Jubilee was a secularized form of church music that was acceptable in nightclubs and concerts during the ‘30s and ‘40s. The most popular of the Jubilee quartets, the Golden Gate Quartet started singing as the Golden Gate Jubilee Quartet in the min-‘30s when they were students at Booker T. Washington High School in Norfolk, Virginia. The membership included Willie Johnson (baritone and narrator), Henry Owens (first tenor), William Langford (second tenor), and Orlandus Wilson (bass). The singers chose their name for its musical sound, and they were more likely describing the doors to heaven than the bridge over San Francisco Bay. Their harmonies became very sophisticated, laced with a heavy dose of jazz and a Mills Brothers influence right down to their vocal imitation of instruments. In fact, next to the Mills Brothers, they were probably the best at that “sounding like instruments” technique.
They built their reputation through performing on local radio shows and in churches.
In 1937 the Gates signed to Victor’s Bluebird affiliate and applied their unique jazz-swing sound to gospel titles like “Go where I Send Thee,” “The Preacher and the Bear,” and “When the Saints Go Marchin’ In.” On August 4, 1937, they recorded an amazing 14 songs in two hours at the Charlotte Hotel in North Carolina.

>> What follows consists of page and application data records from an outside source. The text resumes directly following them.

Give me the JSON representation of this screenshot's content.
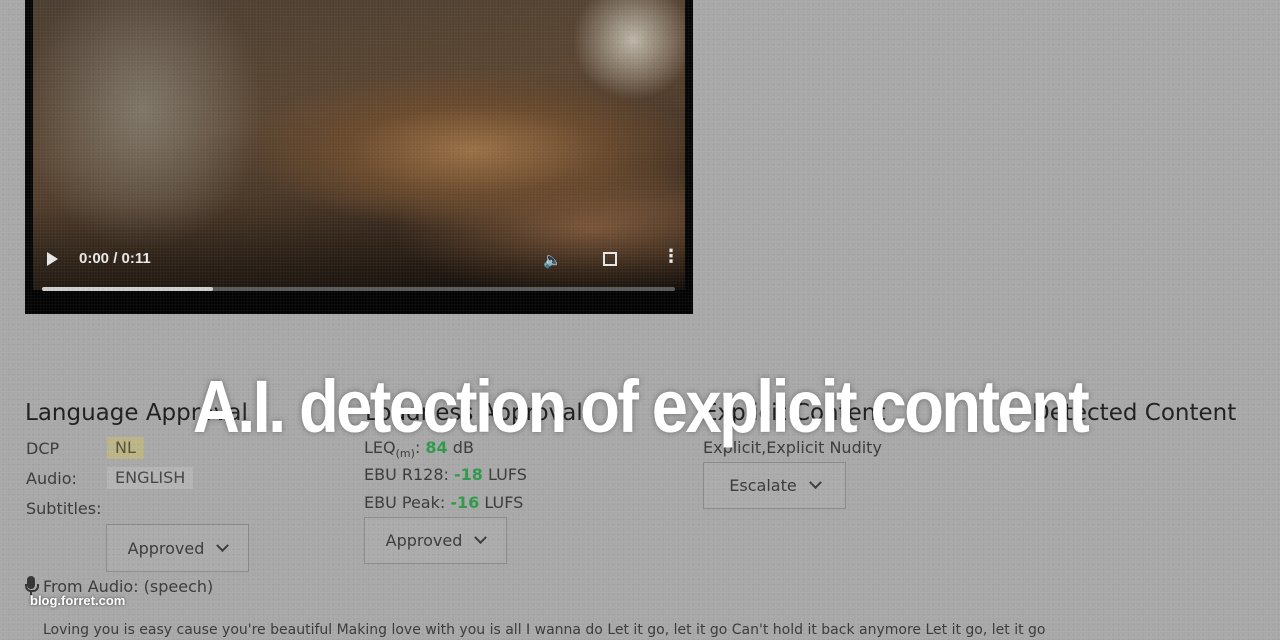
{
  "video": {
    "time": "0:00 / 0:11",
    "progress_fraction": 0.27,
    "icons": [
      "play-icon",
      "volume-icon",
      "fullscreen-icon",
      "more-icon"
    ]
  },
  "language": {
    "heading": "Language Approval",
    "dcp_label": "DCP",
    "dcp_value": "NL",
    "audio_label": "Audio:",
    "audio_value": "ENGLISH",
    "subtitles_label": "Subtitles:",
    "status": "Approved"
  },
  "loudness": {
    "heading": "Loudness Approval",
    "leq_label": "LEQ",
    "leq_sub": "(m)",
    "leq_value": "84",
    "leq_unit": "dB",
    "r128_label": "EBU R128:",
    "r128_value": "-18",
    "r128_unit": "LUFS",
    "peak_label": "EBU Peak:",
    "peak_value": "-16",
    "peak_unit": "LUFS",
    "status": "Approved"
  },
  "explicit": {
    "heading": "Explicit Content",
    "tags": "Explicit,Explicit Nudity",
    "status": "Escalate"
  },
  "fourth_heading": "Detected Content",
  "audio_source": "From Audio: (speech)",
  "transcript": "Loving you is easy cause you're beautiful Making love with you is all I wanna do Let it go, let it go Can't hold it back anymore Let it go, let it go",
  "overlay_title": "A.I. detection of explicit content",
  "watermark": "blog.forret.com",
  "colors": {
    "accent_green": "#2e9a4a",
    "nl_chip": "#bdb488"
  }
}
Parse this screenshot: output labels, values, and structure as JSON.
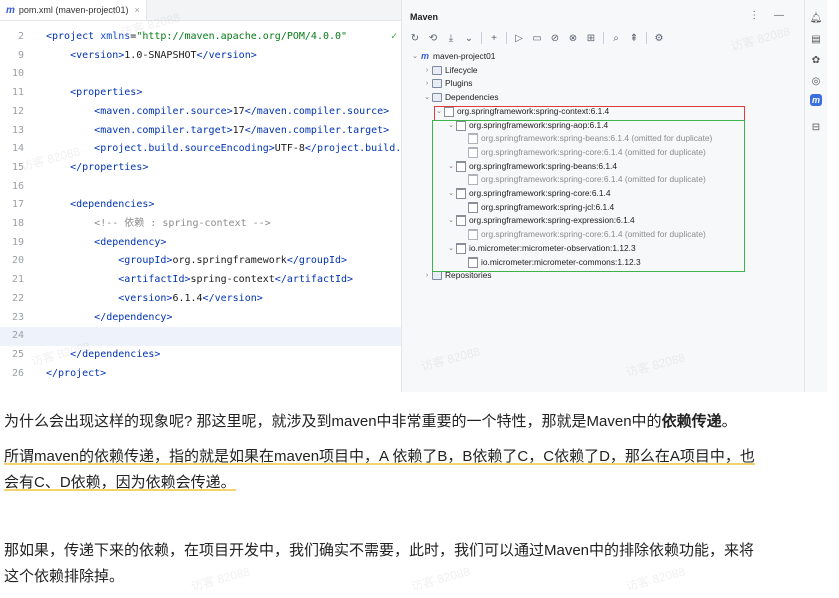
{
  "editor": {
    "tab_title": "pom.xml (maven-project01)",
    "lines": [
      {
        "n": "2",
        "parts": [
          {
            "c": "tg",
            "t": "<project "
          },
          {
            "c": "at",
            "t": "xmlns"
          },
          {
            "c": "",
            "t": "="
          },
          {
            "c": "st",
            "t": "\"http://maven.apache.org/POM/4.0.0\""
          }
        ]
      },
      {
        "n": "9",
        "parts": [
          {
            "c": "",
            "t": "    "
          },
          {
            "c": "tg",
            "t": "<version>"
          },
          {
            "c": "",
            "t": "1.0-SNAPSHOT"
          },
          {
            "c": "tg",
            "t": "</version>"
          }
        ]
      },
      {
        "n": "10",
        "parts": []
      },
      {
        "n": "11",
        "parts": [
          {
            "c": "",
            "t": "    "
          },
          {
            "c": "tg",
            "t": "<properties>"
          }
        ]
      },
      {
        "n": "12",
        "parts": [
          {
            "c": "",
            "t": "        "
          },
          {
            "c": "tg",
            "t": "<maven.compiler.source>"
          },
          {
            "c": "",
            "t": "17"
          },
          {
            "c": "tg",
            "t": "</maven.compiler.source>"
          }
        ]
      },
      {
        "n": "13",
        "parts": [
          {
            "c": "",
            "t": "        "
          },
          {
            "c": "tg",
            "t": "<maven.compiler.target>"
          },
          {
            "c": "",
            "t": "17"
          },
          {
            "c": "tg",
            "t": "</maven.compiler.target>"
          }
        ]
      },
      {
        "n": "14",
        "parts": [
          {
            "c": "",
            "t": "        "
          },
          {
            "c": "tg",
            "t": "<project.build.sourceEncoding>"
          },
          {
            "c": "",
            "t": "UTF-8"
          },
          {
            "c": "tg",
            "t": "</project.build.s"
          }
        ]
      },
      {
        "n": "15",
        "parts": [
          {
            "c": "",
            "t": "    "
          },
          {
            "c": "tg",
            "t": "</properties>"
          }
        ]
      },
      {
        "n": "16",
        "parts": []
      },
      {
        "n": "17",
        "parts": [
          {
            "c": "",
            "t": "    "
          },
          {
            "c": "tg",
            "t": "<dependencies>"
          }
        ]
      },
      {
        "n": "18",
        "parts": [
          {
            "c": "",
            "t": "        "
          },
          {
            "c": "cm",
            "t": "<!-- 依赖 : spring-context -->"
          }
        ]
      },
      {
        "n": "19",
        "parts": [
          {
            "c": "",
            "t": "        "
          },
          {
            "c": "tg",
            "t": "<dependency>"
          }
        ]
      },
      {
        "n": "20",
        "parts": [
          {
            "c": "",
            "t": "            "
          },
          {
            "c": "tg",
            "t": "<groupId>"
          },
          {
            "c": "",
            "t": "org.springframework"
          },
          {
            "c": "tg",
            "t": "</groupId>"
          }
        ]
      },
      {
        "n": "21",
        "parts": [
          {
            "c": "",
            "t": "            "
          },
          {
            "c": "tg",
            "t": "<artifactId>"
          },
          {
            "c": "",
            "t": "spring-context"
          },
          {
            "c": "tg",
            "t": "</artifactId>"
          }
        ]
      },
      {
        "n": "22",
        "parts": [
          {
            "c": "",
            "t": "            "
          },
          {
            "c": "tg",
            "t": "<version>"
          },
          {
            "c": "",
            "t": "6.1.4"
          },
          {
            "c": "tg",
            "t": "</version>"
          }
        ]
      },
      {
        "n": "23",
        "parts": [
          {
            "c": "",
            "t": "        "
          },
          {
            "c": "tg",
            "t": "</dependency>"
          }
        ]
      },
      {
        "n": "24",
        "parts": []
      },
      {
        "n": "25",
        "parts": [
          {
            "c": "",
            "t": "    "
          },
          {
            "c": "tg",
            "t": "</dependencies>"
          }
        ]
      },
      {
        "n": "26",
        "parts": [
          {
            "c": "tg",
            "t": "</project>"
          }
        ]
      }
    ]
  },
  "maven": {
    "title": "Maven",
    "tree": [
      {
        "level": 0,
        "arrow": "v",
        "icon": "m",
        "label": "maven-project01",
        "dim": false
      },
      {
        "level": 1,
        "arrow": ">",
        "icon": "folder",
        "label": "Lifecycle",
        "dim": false
      },
      {
        "level": 1,
        "arrow": ">",
        "icon": "folder",
        "label": "Plugins",
        "dim": false
      },
      {
        "level": 1,
        "arrow": "v",
        "icon": "folder",
        "label": "Dependencies",
        "dim": false
      },
      {
        "level": 2,
        "arrow": "v",
        "icon": "lib",
        "label": "org.springframework:spring-context:6.1.4",
        "dim": false
      },
      {
        "level": 3,
        "arrow": "v",
        "icon": "lib",
        "label": "org.springframework:spring-aop:6.1.4",
        "dim": false
      },
      {
        "level": 4,
        "arrow": "",
        "icon": "libd",
        "label": "org.springframework:spring-beans:6.1.4 (omitted for duplicate)",
        "dim": true
      },
      {
        "level": 4,
        "arrow": "",
        "icon": "libd",
        "label": "org.springframework:spring-core:6.1.4 (omitted for duplicate)",
        "dim": true
      },
      {
        "level": 3,
        "arrow": "v",
        "icon": "lib",
        "label": "org.springframework:spring-beans:6.1.4",
        "dim": false
      },
      {
        "level": 4,
        "arrow": "",
        "icon": "libd",
        "label": "org.springframework:spring-core:6.1.4 (omitted for duplicate)",
        "dim": true
      },
      {
        "level": 3,
        "arrow": "v",
        "icon": "lib",
        "label": "org.springframework:spring-core:6.1.4",
        "dim": false
      },
      {
        "level": 4,
        "arrow": "",
        "icon": "lib",
        "label": "org.springframework:spring-jcl:6.1.4",
        "dim": false
      },
      {
        "level": 3,
        "arrow": "v",
        "icon": "lib",
        "label": "org.springframework:spring-expression:6.1.4",
        "dim": false
      },
      {
        "level": 4,
        "arrow": "",
        "icon": "libd",
        "label": "org.springframework:spring-core:6.1.4 (omitted for duplicate)",
        "dim": true
      },
      {
        "level": 3,
        "arrow": "v",
        "icon": "lib",
        "label": "io.micrometer:micrometer-observation:1.12.3",
        "dim": false
      },
      {
        "level": 4,
        "arrow": "",
        "icon": "lib",
        "label": "io.micrometer:micrometer-commons:1.12.3",
        "dim": false
      },
      {
        "level": 1,
        "arrow": ">",
        "icon": "folder",
        "label": "Repositories",
        "dim": false
      }
    ]
  },
  "article": {
    "p1_a": "为什么会出现这样的现象呢? 那这里呢，就涉及到maven中非常重要的一个特性，那就是Maven中的",
    "p1_b": "依赖传递",
    "p1_c": "。",
    "p2_l1": "所谓maven的依赖传递，指的就是如果在maven项目中，A 依赖了B，B依赖了C，C依赖了D，那么在A项目中，也",
    "p2_l2": "会有C、D依赖，因为依赖会传递。",
    "p3_l1": "那如果，传递下来的依赖，在项目开发中，我们确实不需要，此时，我们可以通过Maven中的排除依赖功能，来将",
    "p3_l2": "这个依赖排除掉。"
  },
  "watermark": "访客 82088",
  "colors": {
    "accent": "#3b5bdb",
    "red_box": "#e23b3b",
    "green_box": "#3cb44b",
    "highlight": "#f3d36b"
  }
}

They performed in the same year on NBC Radio’s “Magic Key Hour.”
By 1939 they were working out of New York, and Clyde Riddick had replaced William Langford.
In June of 1940 they recorded several sides with the legendary folk singer Leadbelly, released in 1941 on Bluebird’s parent label, Victor. By now they had dropped the Jubilee portion of their name, presenting themselves strictly as the Golden Gate Quartet.
Though their recorded repertoire from 1937 to 1940 includes mostly gospel and Jubilee songs, they did record two pop-jazz 78s: “Stormy Weather” and “My Prayer.” One of the highlights of this period was a performance for President Franklin Roosevelt’s inauguration, which led to a number of appearances at the White House at the request of Eleanor Roosevelt.
In 1941 they moved to Columbia’s Okeh affiliate, and their entire recorded output during the war years was on that label. The most successful of these records was a version of “Comin’ in on a Wing and a Prayer” in 1943. It was also in ’43 that Wilson and Johnson joined the war effort at the request of Uncle Sam, and Alton Bradley and Cliff Givens replaced them, respectively. Wilson and Johnson replaced them, respectively. Wilson and Johnson rejoined in 1946 and Givens moved to THE INK SPOTS.
Their biggest record success came in 1947 with the song “Shadrack.”
In 1948 the group appeared in the RKO musical A Song Is Born, starring Benny Goodman, Danny Kaye, and Louis Armstrong. Willie Johnson soon left to take the lead of the Jubalaires, and Orville Brooks joined the Gates. Later that year they jumped from Columbia to Mercury and, along with the usual Jubilee tunes, cut a few R&B and pop 78s like “Will I Find My Love Today.”
By 1957 the foursome, now including Caleb J.C. Ginyard of the Dixiaires, were following the lead of other black American groups, like THE DELTA RHYTHM BOYS, who were finding warmer receptions in Europe. In 1959 the Golden Gat Quartet moved to Paris and landed a two-year deal to perform a the Casino de Paris. While based in Europe they recorded for EMI-UK, Pathe Marconi in France, and EMI-Germany, creating over 50 LPs.
By the late 1970s (Orlandus) Orlando Wilson and Clyde Riddick were they only remaining originals singing with Calvin Williams (second tenor) and Paul Brembly (baritone). Over the years the group amassed a travelogue of 76 countries performed in.
One of the truly great vocal groups, the Gates were cited as an inspiration to many rhythm and blues groups of the ‘50s.
– Jay Warner